I read an article in The Wall Street Journal recently that told me what I already know: virtualization is gaining furious ground in spite of—or, more likely, because of—the sputtering economy.
According to the Journal, and Gartner Inc.’s technology conference in Orlando, Fla., upon which the story was reporting, virtualization is enjoying attention from the business world for the way it offers managers the means to stretch their dollars further by employing existing resources more profitably. Our studies demonstrate that companies that virtualized increased the utilization of their existing hardware to 80%, a remarkable spike from 10-15%.
Virtualization, strictly speaking, describes the creation of a virtual (rather than an actual) version of something like, say, an operating system or a server. In computerspeak, we’re talking about a layer of software providing the illusion of an actual machine, where none in fact exists.
The technology first made a splash decades ago in the mainframe game, furnishing administrators with new command over their costly processing power. Today, virtualization is making serious inroads in the network, storage and server virtualization realms.
Virtualization can help companies to reduce their IT management expenses and shrink their dependence on the human resources that would otherwise have been tied up with the administration of multiple applications and operating systems on multiple servers.
With virtualization, users can tap a single phantom server to run multiple applications and operating systems independently. On top of that, administrators can use virtualization to shift workloads from one virtual workstation to another.
It’s also a boon to a company’s ability to prioritize its business activities and maximize server resources by facilitating the fluid transfer of tasks from one virtual workstation to another.
But above all, virtualization aids business owners to do more with less.
Network virtualization is probably the biggest site of activity in this field. Just as adding a partition to your hard drive effectively gives you two discrete hard drives, network virtualization splits the network’s available bandwidth into independent channels, each of which is affiliated with a particular server or device.
With storage virtualization, multiple network storage devices join forces (or at least appear to), and offer a central point of control.
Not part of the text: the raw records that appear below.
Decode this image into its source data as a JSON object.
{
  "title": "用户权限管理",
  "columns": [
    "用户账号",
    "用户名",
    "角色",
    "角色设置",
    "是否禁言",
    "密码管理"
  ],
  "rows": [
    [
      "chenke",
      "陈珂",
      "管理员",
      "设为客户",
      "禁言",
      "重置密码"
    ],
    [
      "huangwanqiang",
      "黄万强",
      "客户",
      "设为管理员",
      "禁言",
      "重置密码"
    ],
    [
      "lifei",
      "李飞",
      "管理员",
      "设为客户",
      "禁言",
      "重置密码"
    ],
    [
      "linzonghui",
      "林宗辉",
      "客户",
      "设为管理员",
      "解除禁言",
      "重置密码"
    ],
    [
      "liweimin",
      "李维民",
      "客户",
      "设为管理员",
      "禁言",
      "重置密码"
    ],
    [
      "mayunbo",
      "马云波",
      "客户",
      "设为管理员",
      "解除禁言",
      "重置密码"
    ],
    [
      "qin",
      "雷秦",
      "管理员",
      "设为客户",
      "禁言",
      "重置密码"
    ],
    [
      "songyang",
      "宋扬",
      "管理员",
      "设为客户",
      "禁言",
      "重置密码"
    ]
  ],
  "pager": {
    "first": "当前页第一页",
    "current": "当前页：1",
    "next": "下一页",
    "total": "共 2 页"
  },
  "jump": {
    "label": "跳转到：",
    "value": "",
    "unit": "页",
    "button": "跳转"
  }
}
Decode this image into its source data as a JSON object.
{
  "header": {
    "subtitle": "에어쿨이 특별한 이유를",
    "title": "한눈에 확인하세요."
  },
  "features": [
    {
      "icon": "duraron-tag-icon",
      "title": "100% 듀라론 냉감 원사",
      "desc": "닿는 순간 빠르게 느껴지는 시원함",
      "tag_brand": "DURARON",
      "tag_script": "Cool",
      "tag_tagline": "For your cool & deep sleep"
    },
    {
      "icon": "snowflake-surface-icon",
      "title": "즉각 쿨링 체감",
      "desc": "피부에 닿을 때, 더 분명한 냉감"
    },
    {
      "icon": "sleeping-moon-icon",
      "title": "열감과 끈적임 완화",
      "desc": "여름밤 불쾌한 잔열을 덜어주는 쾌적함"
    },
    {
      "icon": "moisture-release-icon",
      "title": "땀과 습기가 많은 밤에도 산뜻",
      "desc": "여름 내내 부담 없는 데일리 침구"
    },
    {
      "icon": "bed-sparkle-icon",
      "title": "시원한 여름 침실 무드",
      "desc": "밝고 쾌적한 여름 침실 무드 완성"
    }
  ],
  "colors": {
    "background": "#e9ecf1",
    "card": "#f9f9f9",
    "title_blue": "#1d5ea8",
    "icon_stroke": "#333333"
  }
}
And server virtualization just means performing a clever bit of trompe l’oeil on all your servers to make them appear a single, simple one.
At 360, we’ve helped countless businesses clients take lucrative control of their IT infrastructure and reach their full potential with virtualization. We’ve showed them how to streamline those businesses processes that are adjacent but often disconnected, and to reduce the downtime that plagues systems marked by a tangle of different inputs. And, more than that, we’ve slashed company hardware and operating costs by up to 50% and saved more than $3,000 annually for every server workload virtualized.
The Journal article reports that, last year, there were 5.8 million virtualized servers in the United States; Gartner predicts that number to rise ten-fold by 2012. As for us at 360 and our readiness to service this onslaught, well, we’re already there. Virtually.